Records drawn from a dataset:
● ● ● ● ●
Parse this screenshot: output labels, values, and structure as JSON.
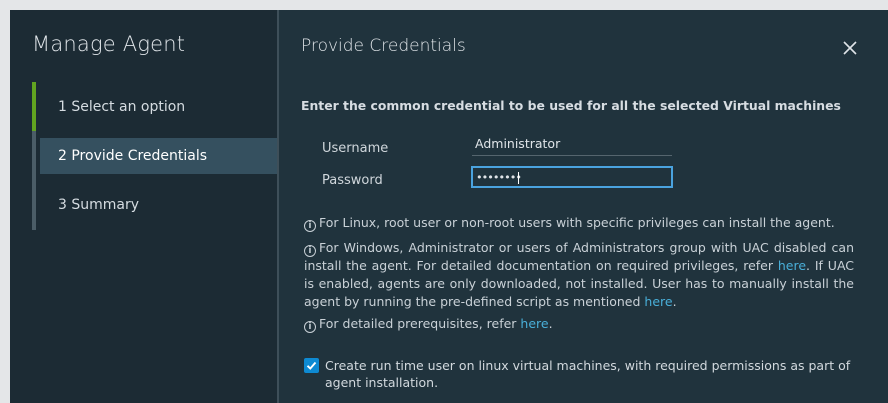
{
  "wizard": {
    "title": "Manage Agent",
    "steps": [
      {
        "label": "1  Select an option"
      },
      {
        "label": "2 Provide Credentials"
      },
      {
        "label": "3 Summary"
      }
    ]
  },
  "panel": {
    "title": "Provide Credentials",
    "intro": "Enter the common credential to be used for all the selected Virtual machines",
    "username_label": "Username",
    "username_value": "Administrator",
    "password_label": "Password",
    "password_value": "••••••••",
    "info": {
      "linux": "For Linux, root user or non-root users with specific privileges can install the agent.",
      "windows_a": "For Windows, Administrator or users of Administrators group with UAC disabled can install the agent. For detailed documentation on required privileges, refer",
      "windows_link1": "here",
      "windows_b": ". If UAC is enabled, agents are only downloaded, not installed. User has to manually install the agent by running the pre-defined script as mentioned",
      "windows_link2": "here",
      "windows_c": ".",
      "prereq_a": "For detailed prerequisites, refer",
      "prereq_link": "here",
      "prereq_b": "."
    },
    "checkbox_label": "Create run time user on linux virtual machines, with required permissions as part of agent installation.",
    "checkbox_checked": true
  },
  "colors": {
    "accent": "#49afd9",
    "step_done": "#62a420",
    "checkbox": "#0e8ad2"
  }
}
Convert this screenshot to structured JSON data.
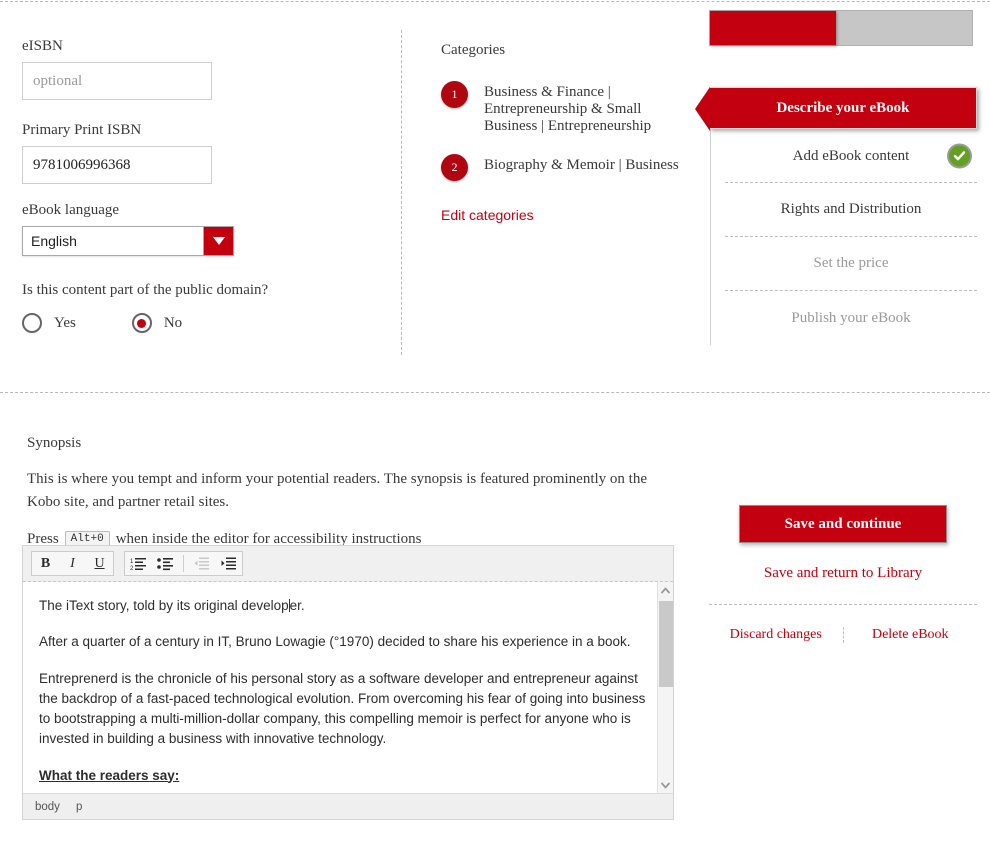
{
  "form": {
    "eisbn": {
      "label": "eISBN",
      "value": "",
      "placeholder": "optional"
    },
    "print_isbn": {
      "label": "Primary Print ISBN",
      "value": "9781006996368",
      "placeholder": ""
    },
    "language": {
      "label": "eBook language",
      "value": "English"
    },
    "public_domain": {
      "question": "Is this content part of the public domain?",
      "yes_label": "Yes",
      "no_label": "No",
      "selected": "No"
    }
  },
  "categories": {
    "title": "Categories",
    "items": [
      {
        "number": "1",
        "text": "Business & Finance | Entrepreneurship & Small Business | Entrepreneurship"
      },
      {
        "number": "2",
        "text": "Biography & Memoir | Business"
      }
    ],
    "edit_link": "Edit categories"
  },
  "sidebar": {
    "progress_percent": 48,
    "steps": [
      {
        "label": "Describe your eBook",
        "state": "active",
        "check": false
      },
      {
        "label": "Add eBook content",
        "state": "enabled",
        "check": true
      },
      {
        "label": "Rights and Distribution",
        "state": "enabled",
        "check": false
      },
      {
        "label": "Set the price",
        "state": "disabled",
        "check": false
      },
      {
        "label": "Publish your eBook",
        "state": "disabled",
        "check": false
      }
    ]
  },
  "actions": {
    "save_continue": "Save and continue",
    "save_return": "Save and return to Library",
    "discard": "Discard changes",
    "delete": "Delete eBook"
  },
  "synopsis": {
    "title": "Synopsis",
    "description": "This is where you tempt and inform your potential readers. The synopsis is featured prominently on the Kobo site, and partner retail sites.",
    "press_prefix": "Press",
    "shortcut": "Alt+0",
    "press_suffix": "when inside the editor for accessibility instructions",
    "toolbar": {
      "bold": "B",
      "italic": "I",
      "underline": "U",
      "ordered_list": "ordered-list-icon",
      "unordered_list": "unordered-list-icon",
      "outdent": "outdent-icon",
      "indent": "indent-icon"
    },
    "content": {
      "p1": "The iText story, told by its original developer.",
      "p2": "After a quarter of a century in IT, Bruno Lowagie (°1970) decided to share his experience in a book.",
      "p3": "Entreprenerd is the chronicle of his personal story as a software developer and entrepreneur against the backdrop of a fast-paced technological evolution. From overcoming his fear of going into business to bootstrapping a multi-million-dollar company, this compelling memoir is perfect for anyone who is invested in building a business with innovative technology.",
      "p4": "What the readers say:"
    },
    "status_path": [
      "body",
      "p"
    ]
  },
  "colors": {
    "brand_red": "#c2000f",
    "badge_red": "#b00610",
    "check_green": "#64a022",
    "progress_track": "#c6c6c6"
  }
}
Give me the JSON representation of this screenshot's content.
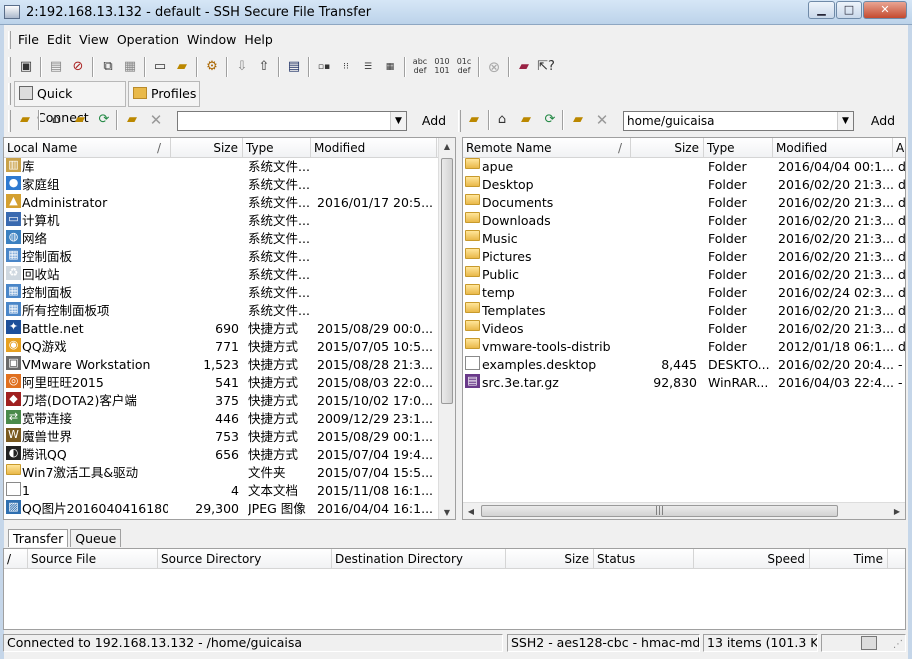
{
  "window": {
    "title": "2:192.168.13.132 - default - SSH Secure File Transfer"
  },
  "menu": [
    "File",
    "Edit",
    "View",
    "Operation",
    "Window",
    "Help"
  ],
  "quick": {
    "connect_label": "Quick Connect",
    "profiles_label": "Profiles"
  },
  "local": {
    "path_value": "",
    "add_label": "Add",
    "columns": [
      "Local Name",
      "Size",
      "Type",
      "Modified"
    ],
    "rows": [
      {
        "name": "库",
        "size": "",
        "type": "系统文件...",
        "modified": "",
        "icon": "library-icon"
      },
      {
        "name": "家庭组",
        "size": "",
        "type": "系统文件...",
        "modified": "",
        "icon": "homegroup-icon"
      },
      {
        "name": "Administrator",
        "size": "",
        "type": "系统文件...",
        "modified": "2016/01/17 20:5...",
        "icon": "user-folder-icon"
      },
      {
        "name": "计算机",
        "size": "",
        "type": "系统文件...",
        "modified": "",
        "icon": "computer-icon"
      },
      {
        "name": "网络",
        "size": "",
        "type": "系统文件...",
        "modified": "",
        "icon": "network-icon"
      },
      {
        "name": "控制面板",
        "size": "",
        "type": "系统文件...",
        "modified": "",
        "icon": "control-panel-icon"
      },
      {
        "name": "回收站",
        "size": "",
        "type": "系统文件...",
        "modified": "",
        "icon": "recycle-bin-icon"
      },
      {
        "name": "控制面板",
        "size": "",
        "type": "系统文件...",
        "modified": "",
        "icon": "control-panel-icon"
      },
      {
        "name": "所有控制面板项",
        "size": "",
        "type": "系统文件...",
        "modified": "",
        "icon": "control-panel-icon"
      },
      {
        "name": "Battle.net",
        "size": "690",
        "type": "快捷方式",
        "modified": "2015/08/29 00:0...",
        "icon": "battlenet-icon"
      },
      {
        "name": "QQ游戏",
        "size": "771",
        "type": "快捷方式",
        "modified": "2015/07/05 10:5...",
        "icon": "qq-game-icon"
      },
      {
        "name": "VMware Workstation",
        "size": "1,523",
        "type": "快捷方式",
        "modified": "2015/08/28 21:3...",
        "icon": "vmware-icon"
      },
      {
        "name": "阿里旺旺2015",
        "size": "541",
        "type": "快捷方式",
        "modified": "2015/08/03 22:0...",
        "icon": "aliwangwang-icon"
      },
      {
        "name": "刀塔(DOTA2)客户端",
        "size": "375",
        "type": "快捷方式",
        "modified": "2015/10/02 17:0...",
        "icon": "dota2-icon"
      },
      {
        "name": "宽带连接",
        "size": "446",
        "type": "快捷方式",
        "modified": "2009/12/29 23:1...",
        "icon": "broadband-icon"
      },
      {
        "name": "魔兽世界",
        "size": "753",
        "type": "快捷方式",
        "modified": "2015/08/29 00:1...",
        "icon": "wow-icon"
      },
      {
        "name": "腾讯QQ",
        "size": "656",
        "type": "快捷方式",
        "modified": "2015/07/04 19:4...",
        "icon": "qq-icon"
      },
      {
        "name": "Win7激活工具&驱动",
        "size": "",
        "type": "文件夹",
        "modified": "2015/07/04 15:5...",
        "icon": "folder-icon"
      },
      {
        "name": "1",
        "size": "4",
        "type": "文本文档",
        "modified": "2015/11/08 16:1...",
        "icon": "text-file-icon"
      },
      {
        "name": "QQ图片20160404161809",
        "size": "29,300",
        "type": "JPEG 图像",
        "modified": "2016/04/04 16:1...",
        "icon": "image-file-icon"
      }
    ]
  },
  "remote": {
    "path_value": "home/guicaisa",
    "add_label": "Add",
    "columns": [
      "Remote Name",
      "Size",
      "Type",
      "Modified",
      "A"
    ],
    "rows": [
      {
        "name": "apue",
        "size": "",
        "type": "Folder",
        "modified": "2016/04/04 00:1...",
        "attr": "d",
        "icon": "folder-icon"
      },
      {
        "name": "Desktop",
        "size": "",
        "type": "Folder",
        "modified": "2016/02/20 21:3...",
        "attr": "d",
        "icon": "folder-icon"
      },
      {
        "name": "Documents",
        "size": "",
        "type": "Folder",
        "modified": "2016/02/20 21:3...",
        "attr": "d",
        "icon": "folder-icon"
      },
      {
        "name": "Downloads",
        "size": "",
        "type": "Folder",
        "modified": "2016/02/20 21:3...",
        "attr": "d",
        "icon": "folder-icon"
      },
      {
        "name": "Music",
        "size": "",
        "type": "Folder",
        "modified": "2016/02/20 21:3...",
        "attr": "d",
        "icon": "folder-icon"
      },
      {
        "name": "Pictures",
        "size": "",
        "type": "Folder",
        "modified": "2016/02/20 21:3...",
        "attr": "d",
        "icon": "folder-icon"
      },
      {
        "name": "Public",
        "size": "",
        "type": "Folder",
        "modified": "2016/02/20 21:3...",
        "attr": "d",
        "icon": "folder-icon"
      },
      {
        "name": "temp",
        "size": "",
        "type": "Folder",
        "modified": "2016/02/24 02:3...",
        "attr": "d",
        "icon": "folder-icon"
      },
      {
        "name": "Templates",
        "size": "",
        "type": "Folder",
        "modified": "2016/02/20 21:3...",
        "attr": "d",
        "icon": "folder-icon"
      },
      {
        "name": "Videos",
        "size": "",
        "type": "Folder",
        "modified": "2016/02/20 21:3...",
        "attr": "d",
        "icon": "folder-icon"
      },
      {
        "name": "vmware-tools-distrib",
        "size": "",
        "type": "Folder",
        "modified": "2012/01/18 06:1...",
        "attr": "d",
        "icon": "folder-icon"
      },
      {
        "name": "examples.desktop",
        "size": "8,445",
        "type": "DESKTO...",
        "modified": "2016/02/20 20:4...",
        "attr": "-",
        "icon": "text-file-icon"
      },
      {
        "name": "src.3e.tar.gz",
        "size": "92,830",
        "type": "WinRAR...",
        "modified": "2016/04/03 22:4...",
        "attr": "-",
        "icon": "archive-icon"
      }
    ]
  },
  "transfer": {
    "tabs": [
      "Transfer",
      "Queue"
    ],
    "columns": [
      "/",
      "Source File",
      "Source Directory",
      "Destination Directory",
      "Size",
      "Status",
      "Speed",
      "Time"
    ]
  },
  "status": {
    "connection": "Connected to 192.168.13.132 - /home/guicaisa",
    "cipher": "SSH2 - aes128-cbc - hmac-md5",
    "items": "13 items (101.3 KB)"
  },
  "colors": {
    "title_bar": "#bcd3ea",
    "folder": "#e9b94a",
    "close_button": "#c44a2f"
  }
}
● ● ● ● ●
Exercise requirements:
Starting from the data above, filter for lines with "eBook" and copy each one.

Task response:
      "label": "eBook language",
        "label": "Describe your eBook",
        "label": "Add eBook content",
        "label": "Publish your eBook",
    "delete": "Delete eBook"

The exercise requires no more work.